The mock exams are organised by schools to prepare the students for their final licensure examination conducted by the Nurses and Midwifery Council (NMC).
Speaking at the annual selection and performance review meeting of health training institutions in Kumasi, Mr Bagbin said the health sector needed disciplined and dedicated staff, and would not countenance any form of indiscipline from the students.
“If any student resists taking mock examination, dismiss them. We will not tolerate any indiscipline,” Mr Bagbin said. “We will not pamper anybody.”
The Health Minister was reacting to a submission by Chairman of the Conference of Heads of Health Training Institutions (COHHETI), Mr James Yambor, about the refusal of some students to take the mock examinations. According to Mr Yambor, the mock examination was a way of reducing failures recorded by nursing students in their final examinations.
Last year, for instance, less than 40 per cent of the 3,223 nursing students who wrote the licensure examination passed to practise as nurses.
Out of the total figure, 1,254 candidates – representing 38.9 per cent – passed the exams. The remaining 1,969 – representing 61.1 per cent – were referred to rewrite the August 2011 examination. The students, who came from about 100 health training institutions in the country, undertook four programmes in Registered General Nursing, Registered Midwifery, Registered Community Nursing and Registered Mental Nursing.
Mr Yambor told The Finder in an interview that the students were part of the reason for the mass failure and steps, such as the mock examination, were some measures put in place to stem the tide of failure. But some students refused to write the exams.
At the Koforidua Nursing and Midwifery Training School, only two out of the 135 regular final year students wrote the mock examination last year, according to Mrs Doreen Osae-Ayensu, the principal of the school.
Mr Alban Bagbin told the principals that government was doing its part to enhance quality training in the health training institutions, but urged the students and the training institutions to do their part of the bargain.

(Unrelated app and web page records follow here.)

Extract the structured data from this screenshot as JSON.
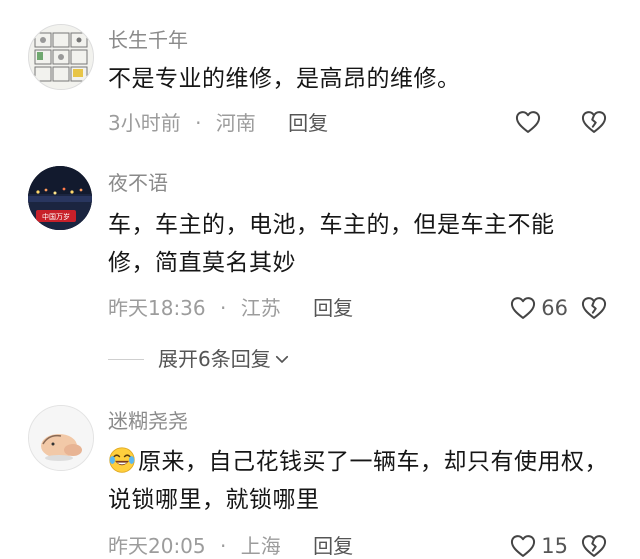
{
  "comments": [
    {
      "username": "长生千年",
      "content": "不是专业的维修，是高昂的维修。",
      "time": "3小时前",
      "location": "河南",
      "reply_label": "回复",
      "likes": ""
    },
    {
      "username": "夜不语",
      "content": "车，车主的，电池，车主的，但是车主不能修，简直莫名其妙",
      "time": "昨天18:36",
      "location": "江苏",
      "reply_label": "回复",
      "likes": "66"
    },
    {
      "username": "迷糊尧尧",
      "content": "原来，自己花钱买了一辆车，却只有使用权，说锁哪里，就锁哪里",
      "time": "昨天20:05",
      "location": "上海",
      "reply_label": "回复",
      "likes": "15"
    }
  ],
  "expand_replies": "展开6条回复",
  "separator": "·",
  "icons": {
    "like": "heart-outline-icon",
    "dislike": "broken-heart-icon",
    "expand": "chevron-down-icon",
    "emoji": "laughing-tears-emoji"
  },
  "colors": {
    "text_primary": "#161616",
    "text_secondary": "#9c9c9c",
    "username": "#8a8a8a",
    "action": "#555555"
  }
}
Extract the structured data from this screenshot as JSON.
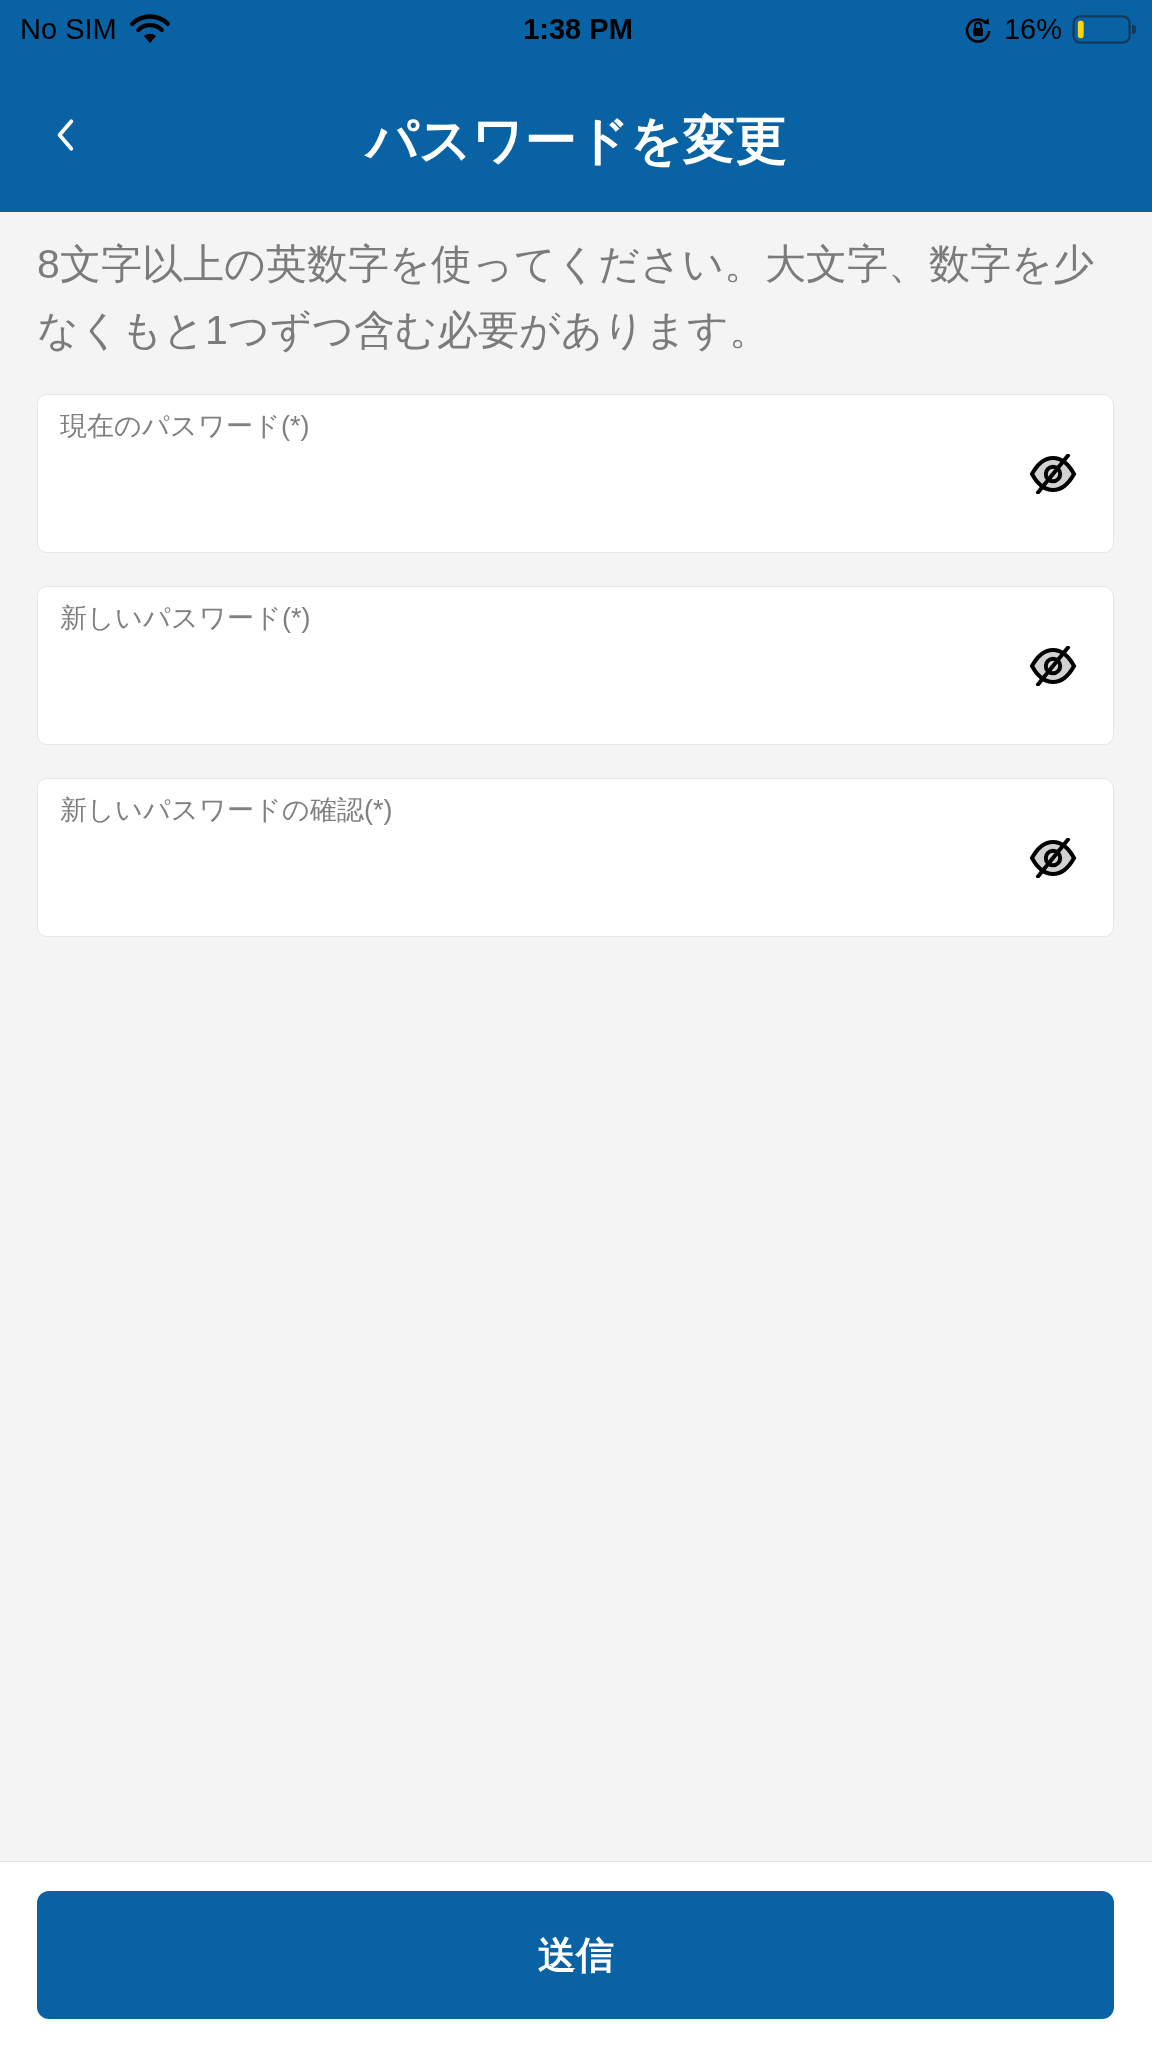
{
  "status_bar": {
    "carrier": "No SIM",
    "time": "1:38 PM",
    "battery_percent": "16%"
  },
  "header": {
    "title": "パスワードを変更"
  },
  "instructions": "8文字以上の英数字を使ってください。大文字、数字を少なくもと1つずつ含む必要があります。",
  "fields": [
    {
      "label": "現在のパスワード(*)",
      "visible": false
    },
    {
      "label": "新しいパスワード(*)",
      "visible": false
    },
    {
      "label": "新しいパスワードの確認(*)",
      "visible": false
    }
  ],
  "submit_button": {
    "label": "送信"
  }
}
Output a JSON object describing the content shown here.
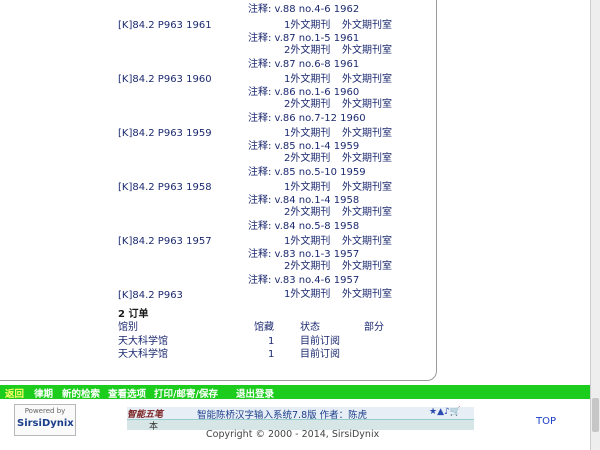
{
  "top_note": "注释: v.88 no.4-6 1962",
  "holdings": [
    {
      "callnumber": "[K]84.2 P963 1961",
      "copy1": "1外文期刊",
      "loc1": "外文期刊室",
      "note1": "注释: v.87 no.1-5 1961",
      "copy2": "2外文期刊",
      "loc2": "外文期刊室",
      "note2": "注释: v.87 no.6-8 1961"
    },
    {
      "callnumber": "[K]84.2 P963 1960",
      "copy1": "1外文期刊",
      "loc1": "外文期刊室",
      "note1": "注释: v.86 no.1-6 1960",
      "copy2": "2外文期刊",
      "loc2": "外文期刊室",
      "note2": "注释: v.86 no.7-12 1960"
    },
    {
      "callnumber": "[K]84.2 P963 1959",
      "copy1": "1外文期刊",
      "loc1": "外文期刊室",
      "note1": "注释: v.85 no.1-4 1959",
      "copy2": "2外文期刊",
      "loc2": "外文期刊室",
      "note2": "注释: v.85 no.5-10 1959"
    },
    {
      "callnumber": "[K]84.2 P963 1958",
      "copy1": "1外文期刊",
      "loc1": "外文期刊室",
      "note1": "注释: v.84 no.1-4 1958",
      "copy2": "2外文期刊",
      "loc2": "外文期刊室",
      "note2": "注释: v.84 no.5-8 1958"
    },
    {
      "callnumber": "[K]84.2 P963 1957",
      "copy1": "1外文期刊",
      "loc1": "外文期刊室",
      "note1": "注释: v.83 no.1-3 1957",
      "copy2": "2外文期刊",
      "loc2": "外文期刊室",
      "note2": "注释: v.83 no.4-6 1957"
    }
  ],
  "last_holding": {
    "callnumber": "[K]84.2 P963",
    "copy1": "1外文期刊",
    "loc1": "外文期刊室"
  },
  "orders": {
    "title": "2 订单",
    "headers": [
      "馆别",
      "馆藏",
      "状态",
      "部分"
    ],
    "rows": [
      {
        "library": "天大科学馆",
        "copies": "1",
        "status": "目前订阅"
      },
      {
        "library": "天大科学馆",
        "copies": "1",
        "status": "目前订阅"
      }
    ]
  },
  "nav": [
    "返回",
    "律期",
    "新的检索",
    "查看选项",
    "打印/邮寄/保存",
    "退出登录"
  ],
  "footer": {
    "powered_by": "Powered by",
    "brand": "SirsiDynix",
    "ime_brand": "智能五笔",
    "ime_text": "智能陈桥汉字输入系统7.8版   作者：陈虎",
    "ime_status": "本",
    "copyright": "Copyright © 2000 - 2014, SirsiDynix",
    "top_link": "TOP"
  }
}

He catalogued a number of projects that were initiated since 2009 to address infrastructural deficits in schools. He also named 13 health training institutions that would benefit from the construction of new classroom facilities in order to enhance learning. The projects, which he said would cost GH₵20.5million, would take off this year.
Mr Bagbin announced that the Ministry had initiated a National Research Programme for Health Training Institutions (NRPHTI), under which creative tutors would be awarded grants to enable them to conduct research, starting May, 2013.
The President of COHHETI, Mr James Yambor, was full of gratitude to government for prioritising the needs of health training institutions and the health sector in general. He said the 250 vehicles, including bigger capacity buses, which were recently distributed to the training institutions, were not only helpful for administrative purposes, but they also made it possible and easier to transport students to various locations for clinicals and other learning purposes.